An example of when flow control could be used is during a flash flight, to mitigate the bottlenecks that type of traffic would create at the destination airport.

As a pilot, keep in mind the following, which applies to Infinite Flight:

FAR 91.103 – Preflght action
Each pilot in command shall, before beginning a flight, become familiar with all available information concerning that flight. This information must include—
(a) For a flight under IFR or a flight not in the vicinity of an airport, weather reports and forecasts, fuel requirements, alternatives available if the planned flight cannot be completed, and any known traffic delays of which the pilot in command has been advised by ATC;
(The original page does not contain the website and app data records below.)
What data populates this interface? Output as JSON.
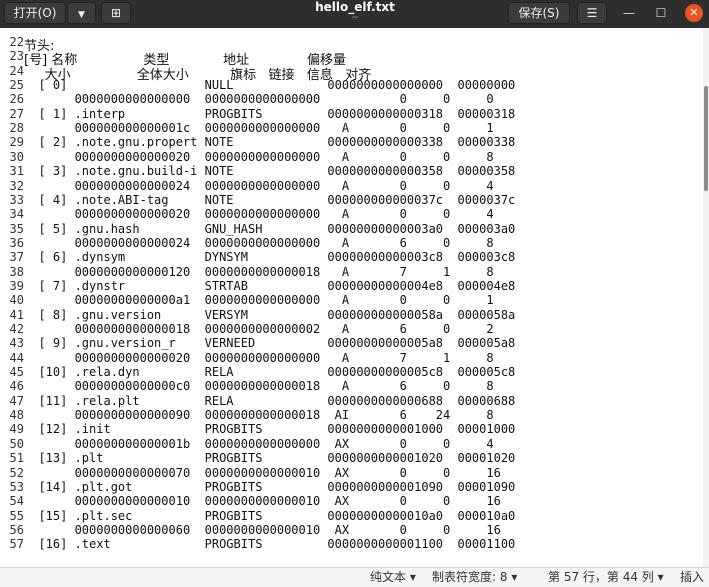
{
  "header": {
    "open_label": "打开(O)",
    "dropdown_icon": "▼",
    "newtab_icon": "⊞",
    "title": "hello_elf.txt",
    "subtitle": "~",
    "save_label": "保存(S)",
    "menu_icon": "☰",
    "minimize_icon": "—",
    "maximize_icon": "☐",
    "close_icon": "✕"
  },
  "editor": {
    "lines": [
      {
        "n": "22",
        "t": "节头:"
      },
      {
        "n": "23",
        "t": "[号] 名称                类型             地址              偏移量"
      },
      {
        "n": "24",
        "t": "     大小                全体大小          旗标   链接   信息   对齐"
      },
      {
        "n": "25",
        "t": "  [ 0]                   NULL             0000000000000000  00000000"
      },
      {
        "n": "26",
        "t": "       0000000000000000  0000000000000000           0     0     0"
      },
      {
        "n": "27",
        "t": "  [ 1] .interp           PROGBITS         0000000000000318  00000318"
      },
      {
        "n": "28",
        "t": "       000000000000001c  0000000000000000   A       0     0     1"
      },
      {
        "n": "29",
        "t": "  [ 2] .note.gnu.propert NOTE             0000000000000338  00000338"
      },
      {
        "n": "30",
        "t": "       0000000000000020  0000000000000000   A       0     0     8"
      },
      {
        "n": "31",
        "t": "  [ 3] .note.gnu.build-i NOTE             0000000000000358  00000358"
      },
      {
        "n": "32",
        "t": "       0000000000000024  0000000000000000   A       0     0     4"
      },
      {
        "n": "33",
        "t": "  [ 4] .note.ABI-tag     NOTE             000000000000037c  0000037c"
      },
      {
        "n": "34",
        "t": "       0000000000000020  0000000000000000   A       0     0     4"
      },
      {
        "n": "35",
        "t": "  [ 5] .gnu.hash         GNU_HASH         00000000000003a0  000003a0"
      },
      {
        "n": "36",
        "t": "       0000000000000024  0000000000000000   A       6     0     8"
      },
      {
        "n": "37",
        "t": "  [ 6] .dynsym           DYNSYM           00000000000003c8  000003c8"
      },
      {
        "n": "38",
        "t": "       0000000000000120  0000000000000018   A       7     1     8"
      },
      {
        "n": "39",
        "t": "  [ 7] .dynstr           STRTAB           00000000000004e8  000004e8"
      },
      {
        "n": "40",
        "t": "       00000000000000a1  0000000000000000   A       0     0     1"
      },
      {
        "n": "41",
        "t": "  [ 8] .gnu.version      VERSYM           000000000000058a  0000058a"
      },
      {
        "n": "42",
        "t": "       0000000000000018  0000000000000002   A       6     0     2"
      },
      {
        "n": "43",
        "t": "  [ 9] .gnu.version_r    VERNEED          00000000000005a8  000005a8"
      },
      {
        "n": "44",
        "t": "       0000000000000020  0000000000000000   A       7     1     8"
      },
      {
        "n": "45",
        "t": "  [10] .rela.dyn         RELA             00000000000005c8  000005c8"
      },
      {
        "n": "46",
        "t": "       00000000000000c0  0000000000000018   A       6     0     8"
      },
      {
        "n": "47",
        "t": "  [11] .rela.plt         RELA             0000000000000688  00000688"
      },
      {
        "n": "48",
        "t": "       0000000000000090  0000000000000018  AI       6    24     8"
      },
      {
        "n": "49",
        "t": "  [12] .init             PROGBITS         0000000000001000  00001000"
      },
      {
        "n": "50",
        "t": "       000000000000001b  0000000000000000  AX       0     0     4"
      },
      {
        "n": "51",
        "t": "  [13] .plt              PROGBITS         0000000000001020  00001020"
      },
      {
        "n": "52",
        "t": "       0000000000000070  0000000000000010  AX       0     0     16"
      },
      {
        "n": "53",
        "t": "  [14] .plt.got          PROGBITS         0000000000001090  00001090"
      },
      {
        "n": "54",
        "t": "       0000000000000010  0000000000000010  AX       0     0     16"
      },
      {
        "n": "55",
        "t": "  [15] .plt.sec          PROGBITS         00000000000010a0  000010a0"
      },
      {
        "n": "56",
        "t": "       0000000000000060  0000000000000010  AX       0     0     16"
      },
      {
        "n": "57",
        "t": "  [16] .text             PROGBITS         0000000000001100  00001100"
      }
    ]
  },
  "status": {
    "language": "纯文本",
    "tab_width": "制表符宽度: 8",
    "position": "第 57 行，第 44 列",
    "mode": "插入",
    "dropdown_icon": "▾"
  }
}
So when you hear flow control in ATIS, expect delays and be patient.

March 10, 2019 by Kyle Boas

IFATC Approach Session #3 @ LEMD
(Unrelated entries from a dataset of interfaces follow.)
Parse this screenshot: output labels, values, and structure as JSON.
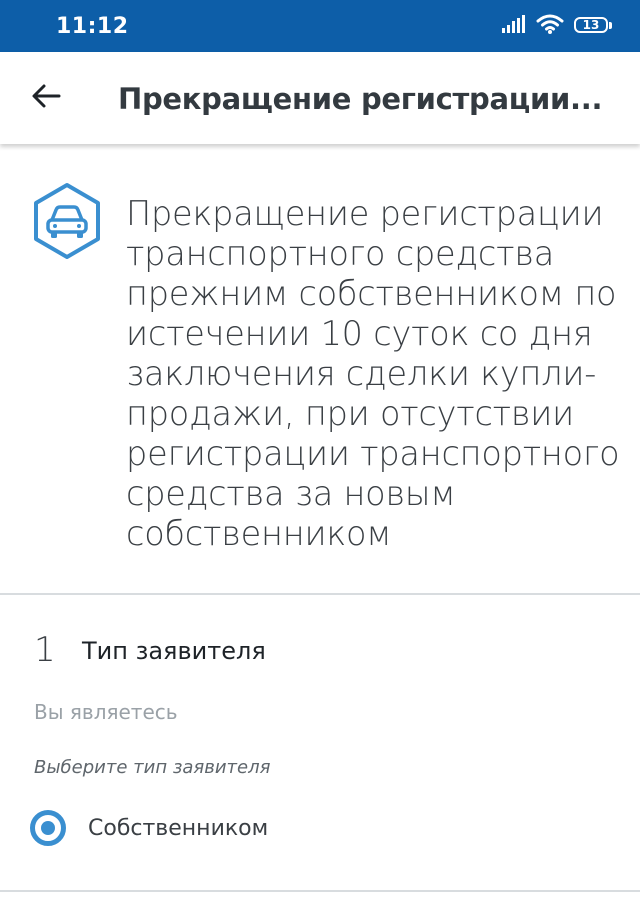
{
  "status_bar": {
    "time": "11:12",
    "battery": "13",
    "icons": [
      "signal-icon",
      "wifi-icon",
      "battery-icon"
    ]
  },
  "app_bar": {
    "back_icon": "arrow-left-icon",
    "title": "Прекращение регистрации..."
  },
  "service": {
    "icon": "car-icon",
    "title": "Прекращение регистрации транспортного средства прежним собственником по истечении 10 суток со дня заключения сделки купли-продажи, при отсутствии регистрации транспортного средства за новым собственником"
  },
  "step": {
    "number": "1",
    "title": "Тип заявителя",
    "question": "Вы являетесь",
    "hint": "Выберите тип заявителя",
    "options": [
      {
        "label": "Собственником",
        "selected": true
      }
    ]
  },
  "colors": {
    "status_bar": "#0d5ea8",
    "accent": "#3a8fd0",
    "title_text": "#333a40",
    "muted_text": "#9aa1a7"
  }
}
This week we head to LEMD for an expert server IFATC approach session. Enjoy!

If you have any questions for the controller, feel free to ask here.

March 8, 2019 by Kyle Boas
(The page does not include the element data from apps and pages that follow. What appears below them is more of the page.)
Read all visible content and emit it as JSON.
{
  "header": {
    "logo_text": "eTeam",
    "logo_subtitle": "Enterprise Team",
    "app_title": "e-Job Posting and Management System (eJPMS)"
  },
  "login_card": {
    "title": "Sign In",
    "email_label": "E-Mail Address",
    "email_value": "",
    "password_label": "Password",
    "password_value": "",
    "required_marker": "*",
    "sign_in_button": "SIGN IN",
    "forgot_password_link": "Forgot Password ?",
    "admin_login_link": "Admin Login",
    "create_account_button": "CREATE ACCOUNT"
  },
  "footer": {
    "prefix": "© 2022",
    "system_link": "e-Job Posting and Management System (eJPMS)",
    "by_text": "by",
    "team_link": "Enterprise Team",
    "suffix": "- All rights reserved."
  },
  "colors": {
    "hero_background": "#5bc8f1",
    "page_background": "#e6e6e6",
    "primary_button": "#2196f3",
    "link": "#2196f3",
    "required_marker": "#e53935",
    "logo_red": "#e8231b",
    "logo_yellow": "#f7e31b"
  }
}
How to Back Taxi Aircraft at EGLC

If you are landing runway 09 or taking off runway 27 at London City Airport (EGLC), here is the steps you would follow as a controller to get aircraft to the gate or the runway:

Landing Runway 09

  1. Land
  2. Exit runway right (The aircraft will hold short of runway 27)
  3. Back Taxi Runway 09, contact ground when off the runway.

Taking Off Runway 27

Aircraft is holding short of the runway requesting takeoff, you have two options. The holding point for runway 27 can hold 3 aircraft at a time.

  • Back taxi runway 27, contact ground when off the runway (They’ll hold short of 27).
  • Back taxi runway 27, line up and wait.
March 7, 2019 by Kyle Boas

Anticipated Separation: Departure / Departure

Takeoff clearance needs not be withheld until prescribed separation exists if there is a reasonable assurance it will exist when the aircraft starts takeoff roll.

The first aircraft must be airborne before the second aircraft commences the take-off roll (in addition, aircraft type should be taken into account).

For example, if aircraft A (B737) is above 100knts GS and aircraft B (A320) is holding short, simply clear aircraft B for takeoff. No need for a line up and wait instruction.

March 6, 2019 by Kyle Boas

Runway Touchdown Zone Marking

The touchdown zone markings identify the touchdown zone for landing operations and are coded to provide distance information in 500 feet (150m) increments. These markings consist of groups of one, two, and three rectangular bars symmetrically arranged in pairs about the runway centerline. For runways having touchdown zone markings on both ends, those pairs of markings which extend to within 900 feet (270m) of the midpoint between the thresholds are eliminated.

Source: FAA

March 5, 2019 by Kyle Boas

Runway Threshold Markings

Runway threshold markings come in two configurations. They either consist of eight longitudinal stripes of uniform dimensions disposed symmetrically about the runway centerline, or the number of stripes is related to the runway width as indicated. A threshold marking helps identify the beginning of the runway that is available for landing. In some instances the landing threshold may be relocated or displaced.

Source: FAA

March 4, 2019 by Kyle Boas

Visual Runway Markings

Visual runways are used at small airstrips and are usually just a strip of grass, gravel, ice, asphalt, or concrete. Although there are usually no markings on a visual runway, they may have threshold markings, designators, and centerlines. Additionally, in the real world, they do not provide an instrument-based landing procedure; pilots must be able to see the runway to use it.

Picture Source: FAA

March 3, 2019 by Kyle Boas

Runway Markings

There are runway markings and signs on most large runways. Larger runways have a distance remaining sign (black box with white numbers). This sign uses a single number to indicate the remaining distance of the runway in thousands of feet. For example, a 7 will indicate 7,000 ft (2,134 m) remaining. The runway threshold is marked by a line of green lights.

March 2, 2019 by Kyle Boas

Thank You Team

I’d like to thank the following people who are hard at work behind the scenes to get the content you see every day out to you, whether that be videos, social media posts or blog posts.

Social Media Team

Video Editing Team

– Kyle Boas, ATC Education Group Manager

February 28, 2019 by Kyle Boas